**The task**. All of the data must be returned word for word.

**Input records**.
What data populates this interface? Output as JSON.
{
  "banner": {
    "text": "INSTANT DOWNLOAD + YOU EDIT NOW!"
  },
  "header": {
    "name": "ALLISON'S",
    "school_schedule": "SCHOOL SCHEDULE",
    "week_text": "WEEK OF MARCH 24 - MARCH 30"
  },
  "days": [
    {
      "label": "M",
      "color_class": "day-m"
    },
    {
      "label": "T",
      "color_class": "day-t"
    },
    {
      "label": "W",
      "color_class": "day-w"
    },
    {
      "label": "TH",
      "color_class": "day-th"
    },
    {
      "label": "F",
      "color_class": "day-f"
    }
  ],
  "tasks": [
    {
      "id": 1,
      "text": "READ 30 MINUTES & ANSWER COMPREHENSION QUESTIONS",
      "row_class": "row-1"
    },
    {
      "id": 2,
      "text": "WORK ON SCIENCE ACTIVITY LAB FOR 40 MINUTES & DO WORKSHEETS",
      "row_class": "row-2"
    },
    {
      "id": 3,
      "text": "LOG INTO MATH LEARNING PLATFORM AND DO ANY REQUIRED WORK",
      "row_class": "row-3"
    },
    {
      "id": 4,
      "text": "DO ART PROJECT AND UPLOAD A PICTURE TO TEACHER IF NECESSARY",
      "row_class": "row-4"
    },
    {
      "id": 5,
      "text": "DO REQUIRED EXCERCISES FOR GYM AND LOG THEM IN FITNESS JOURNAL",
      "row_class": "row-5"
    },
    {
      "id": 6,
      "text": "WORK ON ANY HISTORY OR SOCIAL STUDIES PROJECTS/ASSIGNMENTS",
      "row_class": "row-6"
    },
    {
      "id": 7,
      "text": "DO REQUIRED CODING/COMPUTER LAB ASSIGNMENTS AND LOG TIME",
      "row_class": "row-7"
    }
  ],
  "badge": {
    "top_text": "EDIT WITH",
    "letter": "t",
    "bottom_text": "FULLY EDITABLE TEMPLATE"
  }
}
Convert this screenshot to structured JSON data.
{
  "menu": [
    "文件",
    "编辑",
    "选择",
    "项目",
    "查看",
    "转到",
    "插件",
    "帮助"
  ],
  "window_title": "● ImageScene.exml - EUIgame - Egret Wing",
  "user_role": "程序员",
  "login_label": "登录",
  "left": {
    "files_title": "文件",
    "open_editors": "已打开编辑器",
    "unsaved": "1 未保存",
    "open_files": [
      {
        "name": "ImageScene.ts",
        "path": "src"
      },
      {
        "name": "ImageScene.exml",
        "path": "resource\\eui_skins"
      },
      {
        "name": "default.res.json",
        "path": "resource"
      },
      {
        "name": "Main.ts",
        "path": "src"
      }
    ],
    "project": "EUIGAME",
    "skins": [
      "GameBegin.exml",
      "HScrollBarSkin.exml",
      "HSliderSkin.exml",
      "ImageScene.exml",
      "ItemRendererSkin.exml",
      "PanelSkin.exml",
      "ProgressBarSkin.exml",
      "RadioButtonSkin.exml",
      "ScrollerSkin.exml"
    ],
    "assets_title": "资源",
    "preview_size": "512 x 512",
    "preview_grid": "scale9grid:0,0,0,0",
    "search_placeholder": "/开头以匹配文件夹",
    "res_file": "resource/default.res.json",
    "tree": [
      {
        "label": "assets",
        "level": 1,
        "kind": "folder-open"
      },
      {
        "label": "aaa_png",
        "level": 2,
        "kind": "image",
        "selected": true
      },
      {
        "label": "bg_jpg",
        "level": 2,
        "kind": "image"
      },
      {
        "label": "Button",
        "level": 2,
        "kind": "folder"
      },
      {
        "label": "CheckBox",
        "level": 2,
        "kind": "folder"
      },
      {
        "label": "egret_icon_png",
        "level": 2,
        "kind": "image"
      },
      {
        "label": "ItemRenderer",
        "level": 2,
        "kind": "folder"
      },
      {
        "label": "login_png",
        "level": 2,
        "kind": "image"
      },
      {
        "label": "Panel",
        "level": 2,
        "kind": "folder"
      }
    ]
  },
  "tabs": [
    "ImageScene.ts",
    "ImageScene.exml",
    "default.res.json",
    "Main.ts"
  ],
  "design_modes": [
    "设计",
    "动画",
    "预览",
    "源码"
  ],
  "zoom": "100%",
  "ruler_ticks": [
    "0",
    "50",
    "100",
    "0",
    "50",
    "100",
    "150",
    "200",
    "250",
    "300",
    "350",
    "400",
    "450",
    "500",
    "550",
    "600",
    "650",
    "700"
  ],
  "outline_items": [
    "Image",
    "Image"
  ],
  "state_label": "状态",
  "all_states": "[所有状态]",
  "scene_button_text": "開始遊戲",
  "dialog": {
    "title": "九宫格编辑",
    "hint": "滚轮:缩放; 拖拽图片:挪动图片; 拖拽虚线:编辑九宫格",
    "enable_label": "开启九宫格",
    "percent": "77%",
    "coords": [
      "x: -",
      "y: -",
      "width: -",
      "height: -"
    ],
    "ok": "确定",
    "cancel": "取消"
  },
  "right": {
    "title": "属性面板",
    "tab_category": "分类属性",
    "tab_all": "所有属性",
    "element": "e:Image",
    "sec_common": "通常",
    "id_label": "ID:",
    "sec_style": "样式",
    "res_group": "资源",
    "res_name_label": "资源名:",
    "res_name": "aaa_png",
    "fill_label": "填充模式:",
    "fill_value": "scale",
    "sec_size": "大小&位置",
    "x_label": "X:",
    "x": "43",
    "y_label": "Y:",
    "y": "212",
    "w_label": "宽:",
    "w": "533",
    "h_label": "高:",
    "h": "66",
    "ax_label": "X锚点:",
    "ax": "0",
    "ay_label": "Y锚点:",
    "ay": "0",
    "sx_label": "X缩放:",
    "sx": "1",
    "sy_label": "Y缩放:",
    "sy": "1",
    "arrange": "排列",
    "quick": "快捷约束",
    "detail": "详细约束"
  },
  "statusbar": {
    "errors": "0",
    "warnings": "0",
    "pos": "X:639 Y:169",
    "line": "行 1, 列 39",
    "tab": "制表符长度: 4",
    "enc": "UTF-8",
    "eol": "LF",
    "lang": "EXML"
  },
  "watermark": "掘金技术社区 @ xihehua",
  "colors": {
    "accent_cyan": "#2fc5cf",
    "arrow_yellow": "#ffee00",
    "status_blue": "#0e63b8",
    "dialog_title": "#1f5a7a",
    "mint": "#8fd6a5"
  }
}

**Task output**.
What data populates this interface? Output as JSON.
{
  "banner": {
    "text": "INSTANT DOWNLOAD + YOU EDIT NOW!"
  },
  "header": {
    "name": "ALLISON'S",
    "school_schedule": "SCHOOL SCHEDULE",
    "week_text": "WEEK OF MARCH 24 - MARCH 30"
  },
  "days": [
    {
      "label": "M",
      "color_class": "day-m"
    },
    {
      "label": "T",
      "color_class": "day-t"
    },
    {
      "label": "W",
      "color_class": "day-w"
    },
    {
      "label": "TH",
      "color_class": "day-th"
    },
    {
      "label": "F",
      "color_class": "day-f"
    }
  ],
  "tasks": [
    {
      "id": 1,
      "text": "READ 30 MINUTES & ANSWER COMPREHENSION QUESTIONS",
      "row_class": "row-1"
    },
    {
      "id": 2,
      "text": "WORK ON SCIENCE ACTIVITY LAB FOR 40 MINUTES & DO WORKSHEETS",
      "row_class": "row-2"
    },
    {
      "id": 3,
      "text": "LOG INTO MATH LEARNING PLATFORM AND DO ANY REQUIRED WORK",
      "row_class": "row-3"
    },
    {
      "id": 4,
      "text": "DO ART PROJECT AND UPLOAD A PICTURE TO TEACHER IF NECESSARY",
      "row_class": "row-4"
    },
    {
      "id": 5,
      "text": "DO REQUIRED EXCERCISES FOR GYM AND LOG THEM IN FITNESS JOURNAL",
      "row_class": "row-5"
    },
    {
      "id": 6,
      "text": "WORK ON ANY HISTORY OR SOCIAL STUDIES PROJECTS/ASSIGNMENTS",
      "row_class": "row-6"
    },
    {
      "id": 7,
      "text": "DO REQUIRED CODING/COMPUTER LAB ASSIGNMENTS AND LOG TIME",
      "row_class": "row-7"
    }
  ],
  "badge": {
    "top_text": "EDIT WITH",
    "letter": "t",
    "bottom_text": "FULLY EDITABLE TEMPLATE"
  }
}
Convert this screenshot to structured JSON data.
{
  "menu": [
    "文件",
    "编辑",
    "选择",
    "项目",
    "查看",
    "转到",
    "插件",
    "帮助"
  ],
  "window_title": "● ImageScene.exml - EUIgame - Egret Wing",
  "user_role": "程序员",
  "login_label": "登录",
  "left": {
    "files_title": "文件",
    "open_editors": "已打开编辑器",
    "unsaved": "1 未保存",
    "open_files": [
      {
        "name": "ImageScene.ts",
        "path": "src"
      },
      {
        "name": "ImageScene.exml",
        "path": "resource\\eui_skins"
      },
      {
        "name": "default.res.json",
        "path": "resource"
      },
      {
        "name": "Main.ts",
        "path": "src"
      }
    ],
    "project": "EUIGAME",
    "skins": [
      "GameBegin.exml",
      "HScrollBarSkin.exml",
      "HSliderSkin.exml",
      "ImageScene.exml",
      "ItemRendererSkin.exml",
      "PanelSkin.exml",
      "ProgressBarSkin.exml",
      "RadioButtonSkin.exml",
      "ScrollerSkin.exml"
    ],
    "assets_title": "资源",
    "preview_size": "512 x 512",
    "preview_grid": "scale9grid:0,0,0,0",
    "search_placeholder": "/开头以匹配文件夹",
    "res_file": "resource/default.res.json",
    "tree": [
      {
        "label": "assets",
        "level": 1,
        "kind": "folder-open"
      },
      {
        "label": "aaa_png",
        "level": 2,
        "kind": "image",
        "selected": true
      },
      {
        "label": "bg_jpg",
        "level": 2,
        "kind": "image"
      },
      {
        "label": "Button",
        "level": 2,
        "kind": "folder"
      },
      {
        "label": "CheckBox",
        "level": 2,
        "kind": "folder"
      },
      {
        "label": "egret_icon_png",
        "level": 2,
        "kind": "image"
      },
      {
        "label": "ItemRenderer",
        "level": 2,
        "kind": "folder"
      },
      {
        "label": "login_png",
        "level": 2,
        "kind": "image"
      },
      {
        "label": "Panel",
        "level": 2,
        "kind": "folder"
      }
    ]
  },
  "tabs": [
    "ImageScene.ts",
    "ImageScene.exml",
    "default.res.json",
    "Main.ts"
  ],
  "design_modes": [
    "设计",
    "动画",
    "预览",
    "源码"
  ],
  "zoom": "100%",
  "ruler_ticks": [
    "0",
    "50",
    "100",
    "0",
    "50",
    "100",
    "150",
    "200",
    "250",
    "300",
    "350",
    "400",
    "450",
    "500",
    "550",
    "600",
    "650",
    "700"
  ],
  "outline_items": [
    "Image",
    "Image"
  ],
  "state_label": "状态",
  "all_states": "[所有状态]",
  "scene_button_text": "開始遊戲",
  "dialog": {
    "title": "九宫格编辑",
    "hint": "滚轮:缩放; 拖拽图片:挪动图片; 拖拽虚线:编辑九宫格",
    "enable_label": "开启九宫格",
    "percent": "77%",
    "coords": [
      "x: -",
      "y: -",
      "width: -",
      "height: -"
    ],
    "ok": "确定",
    "cancel": "取消"
  },
  "right": {
    "title": "属性面板",
    "tab_category": "分类属性",
    "tab_all": "所有属性",
    "element": "e:Image",
    "sec_common": "通常",
    "id_label": "ID:",
    "sec_style": "样式",
    "res_group": "资源",
    "res_name_label": "资源名:",
    "res_name": "aaa_png",
    "fill_label": "填充模式:",
    "fill_value": "scale",
    "sec_size": "大小&位置",
    "x_label": "X:",
    "x": "43",
    "y_label": "Y:",
    "y": "212",
    "w_label": "宽:",
    "w": "533",
    "h_label": "高:",
    "h": "66",
    "ax_label": "X锚点:",
    "ax": "0",
    "ay_label": "Y锚点:",
    "ay": "0",
    "sx_label": "X缩放:",
    "sx": "1",
    "sy_label": "Y缩放:",
    "sy": "1",
    "arrange": "排列",
    "quick": "快捷约束",
    "detail": "详细约束"
  },
  "statusbar": {
    "errors": "0",
    "warnings": "0",
    "pos": "X:639 Y:169",
    "line": "行 1, 列 39",
    "tab": "制表符长度: 4",
    "enc": "UTF-8",
    "eol": "LF",
    "lang": "EXML"
  },
  "watermark": "掘金技术社区 @ xihehua",
  "colors": {
    "accent_cyan": "#2fc5cf",
    "arrow_yellow": "#ffee00",
    "status_blue": "#0e63b8",
    "dialog_title": "#1f5a7a",
    "mint": "#8fd6a5"
  }
}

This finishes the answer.